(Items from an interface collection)
____
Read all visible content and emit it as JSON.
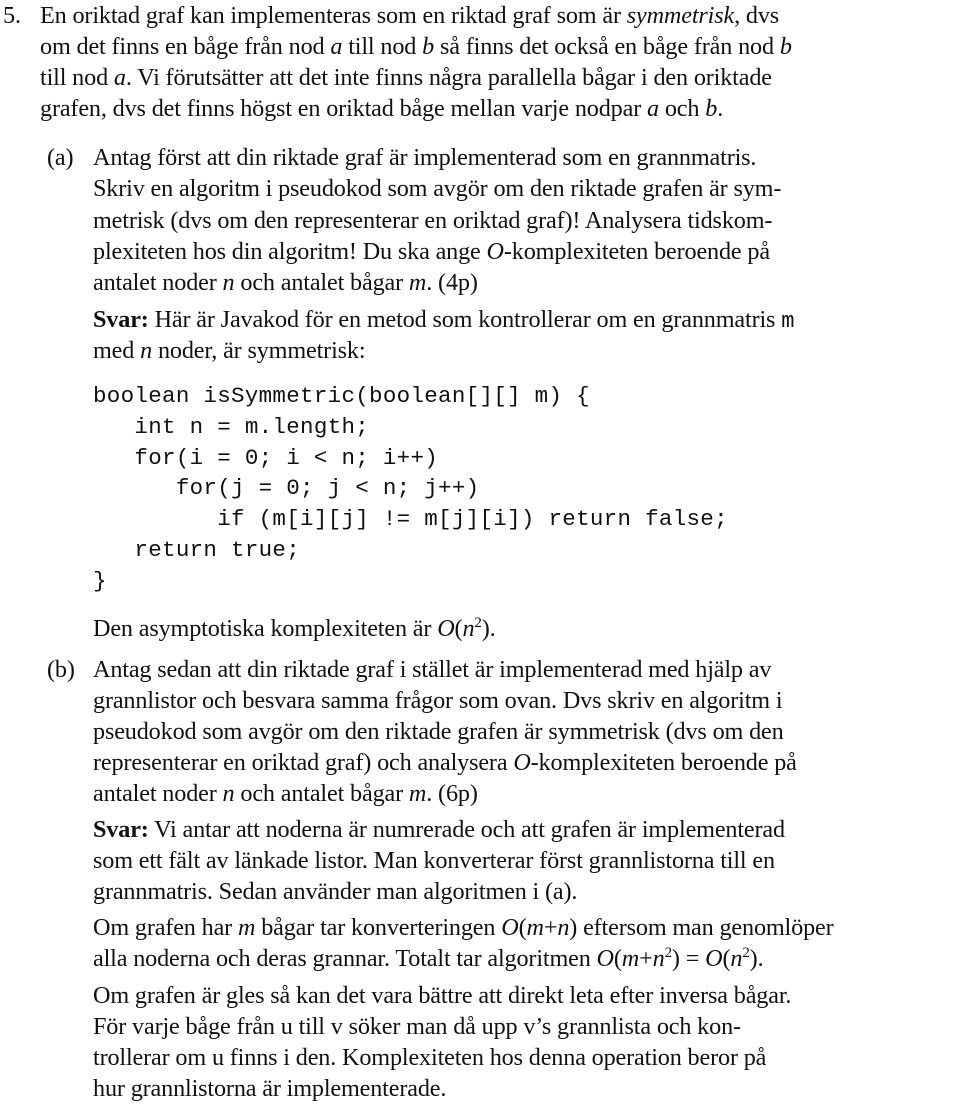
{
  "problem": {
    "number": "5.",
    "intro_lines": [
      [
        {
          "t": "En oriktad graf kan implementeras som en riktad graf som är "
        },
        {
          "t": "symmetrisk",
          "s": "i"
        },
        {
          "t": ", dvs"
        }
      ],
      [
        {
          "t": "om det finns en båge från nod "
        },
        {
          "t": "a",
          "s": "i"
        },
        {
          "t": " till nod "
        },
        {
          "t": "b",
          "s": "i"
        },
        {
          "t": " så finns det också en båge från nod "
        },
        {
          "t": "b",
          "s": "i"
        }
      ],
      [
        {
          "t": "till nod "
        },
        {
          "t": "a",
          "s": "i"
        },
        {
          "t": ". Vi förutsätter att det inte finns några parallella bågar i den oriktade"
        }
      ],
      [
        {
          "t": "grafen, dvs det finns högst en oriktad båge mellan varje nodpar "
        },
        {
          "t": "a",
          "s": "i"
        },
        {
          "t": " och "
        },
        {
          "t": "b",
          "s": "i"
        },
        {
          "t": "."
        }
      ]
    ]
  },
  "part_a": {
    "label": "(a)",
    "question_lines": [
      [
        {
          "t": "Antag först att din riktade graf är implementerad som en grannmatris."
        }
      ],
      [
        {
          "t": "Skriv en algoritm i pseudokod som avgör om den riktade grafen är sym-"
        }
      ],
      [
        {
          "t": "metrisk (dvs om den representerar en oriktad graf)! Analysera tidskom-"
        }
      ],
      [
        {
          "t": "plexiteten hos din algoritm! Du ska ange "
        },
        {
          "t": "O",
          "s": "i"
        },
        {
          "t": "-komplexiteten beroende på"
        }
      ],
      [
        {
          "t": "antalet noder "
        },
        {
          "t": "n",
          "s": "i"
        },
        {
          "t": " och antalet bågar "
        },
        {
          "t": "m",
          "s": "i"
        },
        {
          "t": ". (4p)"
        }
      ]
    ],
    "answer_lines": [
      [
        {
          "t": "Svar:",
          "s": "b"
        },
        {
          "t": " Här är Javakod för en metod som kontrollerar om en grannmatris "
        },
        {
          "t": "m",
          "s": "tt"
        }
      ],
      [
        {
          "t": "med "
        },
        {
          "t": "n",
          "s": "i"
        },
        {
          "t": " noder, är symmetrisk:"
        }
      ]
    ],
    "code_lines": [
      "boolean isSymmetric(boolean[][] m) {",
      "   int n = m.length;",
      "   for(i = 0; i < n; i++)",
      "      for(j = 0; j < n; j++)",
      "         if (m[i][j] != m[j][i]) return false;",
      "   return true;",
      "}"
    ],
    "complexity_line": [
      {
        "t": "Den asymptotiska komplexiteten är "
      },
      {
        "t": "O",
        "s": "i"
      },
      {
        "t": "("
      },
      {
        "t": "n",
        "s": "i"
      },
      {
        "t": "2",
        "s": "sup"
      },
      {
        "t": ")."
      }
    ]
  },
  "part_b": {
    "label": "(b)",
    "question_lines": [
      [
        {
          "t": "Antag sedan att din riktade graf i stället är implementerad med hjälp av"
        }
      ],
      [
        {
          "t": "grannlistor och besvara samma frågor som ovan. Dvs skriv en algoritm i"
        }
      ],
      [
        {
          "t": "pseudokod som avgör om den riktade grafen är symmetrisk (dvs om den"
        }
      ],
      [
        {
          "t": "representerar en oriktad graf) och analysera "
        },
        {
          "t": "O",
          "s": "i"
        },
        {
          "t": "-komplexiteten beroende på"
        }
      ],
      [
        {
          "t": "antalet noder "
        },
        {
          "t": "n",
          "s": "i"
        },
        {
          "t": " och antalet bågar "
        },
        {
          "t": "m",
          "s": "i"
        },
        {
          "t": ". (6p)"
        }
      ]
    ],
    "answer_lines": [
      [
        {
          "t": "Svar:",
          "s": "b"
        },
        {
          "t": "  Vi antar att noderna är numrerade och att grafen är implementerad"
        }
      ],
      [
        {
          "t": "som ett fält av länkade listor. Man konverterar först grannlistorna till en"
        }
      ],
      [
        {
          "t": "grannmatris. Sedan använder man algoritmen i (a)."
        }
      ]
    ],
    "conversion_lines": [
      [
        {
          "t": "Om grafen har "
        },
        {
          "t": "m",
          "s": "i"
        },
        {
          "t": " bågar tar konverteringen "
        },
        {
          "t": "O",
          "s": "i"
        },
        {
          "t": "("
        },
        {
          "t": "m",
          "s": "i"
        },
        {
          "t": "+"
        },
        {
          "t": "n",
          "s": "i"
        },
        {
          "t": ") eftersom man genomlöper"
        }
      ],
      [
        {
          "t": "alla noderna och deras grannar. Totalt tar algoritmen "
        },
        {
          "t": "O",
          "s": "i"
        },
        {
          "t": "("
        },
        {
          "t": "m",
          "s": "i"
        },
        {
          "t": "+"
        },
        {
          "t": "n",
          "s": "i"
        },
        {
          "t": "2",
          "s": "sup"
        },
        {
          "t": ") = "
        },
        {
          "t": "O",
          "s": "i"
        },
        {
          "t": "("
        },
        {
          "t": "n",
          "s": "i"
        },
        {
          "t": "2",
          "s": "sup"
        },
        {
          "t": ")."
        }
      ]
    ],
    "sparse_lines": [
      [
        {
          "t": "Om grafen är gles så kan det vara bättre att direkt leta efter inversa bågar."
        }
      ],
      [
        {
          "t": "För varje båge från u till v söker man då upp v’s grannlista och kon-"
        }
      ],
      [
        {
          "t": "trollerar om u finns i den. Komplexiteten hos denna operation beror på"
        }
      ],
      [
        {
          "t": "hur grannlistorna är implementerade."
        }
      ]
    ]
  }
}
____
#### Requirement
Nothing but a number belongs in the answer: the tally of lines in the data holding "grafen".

#### Solved exercise
6